From an “Ecologist Directory” maintained by the ESA Education Office about 2004-2005. Profile circa 2004.
Degree                                    Ph.D.
Position                                  Professor and Chair
Department                            Ecology, Evolution, and Environmental Biology
Organization                          Columbia University

Shahid Naeem

Somewhere in my senior year as an undergraduate at U. C. Berkeley I became interested in ecology. The undergraduate course in ecology I took was dull and really never gave the sense that ecology was a cutting-edge science like cell or developmental biology. I had a work-study job, however, with Prof. Robert K. Colwell, now a professor at the University of Connecticut, whose infectious enthusiasm for the intellectual challenges of evolution and ecology eventually won me over. Prof. Wayne Sousa (a.k.a. Wayne-bo) also convinced me that ecology was as rigorous and mechanistic a science as any other in biology. These two helped me discover that ecology was rich in detail, complex, intellectually challenging, cutting edge, and enormously fun.
Ecology as a profession or career is pretty much a non-concept for most high school or undergraduate students. As an undergraduate working part time in an ecology laboratory back in the 1980s, I became aware that one could actually dedicate one’s career to being an ecologist, but as there seemed to be virtually no jobs in ecology, there was a high probability that unemployment was what awaited most who followed such a track. After graduating, I worked for 3 years as a part time technician in Colwell’s lab while I pursued a career in illustration. I am now Professor of Ecology and Chair of Ecology, Evolution, and Environmental Biology at Columbia University in the City of New York.

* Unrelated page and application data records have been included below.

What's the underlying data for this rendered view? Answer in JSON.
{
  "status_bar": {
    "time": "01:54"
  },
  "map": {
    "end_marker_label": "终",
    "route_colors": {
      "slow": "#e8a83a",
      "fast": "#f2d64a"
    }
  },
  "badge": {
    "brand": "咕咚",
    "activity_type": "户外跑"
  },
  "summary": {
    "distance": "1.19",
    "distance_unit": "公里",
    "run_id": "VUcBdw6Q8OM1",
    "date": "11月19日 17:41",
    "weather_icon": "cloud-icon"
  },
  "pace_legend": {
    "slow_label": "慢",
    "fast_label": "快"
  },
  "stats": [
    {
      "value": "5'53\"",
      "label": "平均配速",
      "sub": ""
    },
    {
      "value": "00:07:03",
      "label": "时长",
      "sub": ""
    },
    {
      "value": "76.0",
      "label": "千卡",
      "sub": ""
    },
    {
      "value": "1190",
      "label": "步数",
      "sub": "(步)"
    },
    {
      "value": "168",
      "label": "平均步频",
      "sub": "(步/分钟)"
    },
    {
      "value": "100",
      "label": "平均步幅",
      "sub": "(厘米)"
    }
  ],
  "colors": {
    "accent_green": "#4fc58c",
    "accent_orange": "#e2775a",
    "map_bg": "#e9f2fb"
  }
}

As an undergraduate, having grown up in a Black ghetto in New York City, I felt that ecology was a middle class science – it lacked diversity, was socially homogeneous, seemed provincial, and lacked relevance to the major issues of our time. At best, ecology’s relevance was to environmental issues, but we grow up and live in a world where environmental issues are almost always middle class or luxury issues. After 3 years as a technician with Colwell, working with him and his students in the Caribbean, Central America, and California, and seeing Colwell roll up his sleeves and delve into the national and international issues surrounding the scientific issues of genetically engineered organisms, I discovered the broader scope and meaning of ecology and what one could accomplish as an ecologist. I began as a PhD in science and education, but when I realized I did not want to give up research, I switched to a PhD in Zoology.
Choose research projects that are so cool, you’d be willing to stay up all hours of the night, for days on end, to see it done. Focus on the project to hand, but be as broad in your thinking as you possibly can – stellar evolution, carbon nanotubes, and apoptosis are just as interesting as biodiversity. Eschew eco-chauvinism and eco-chauvinists at all costs. Your loved ones, colleagues, fellow students, those you teach, and the discipline as a whole are more important than another paper. Be patient; make yourself the best scientist you can be, then save the world – no one will let you do this in reverse order. Never, ever, ever be chair of a department.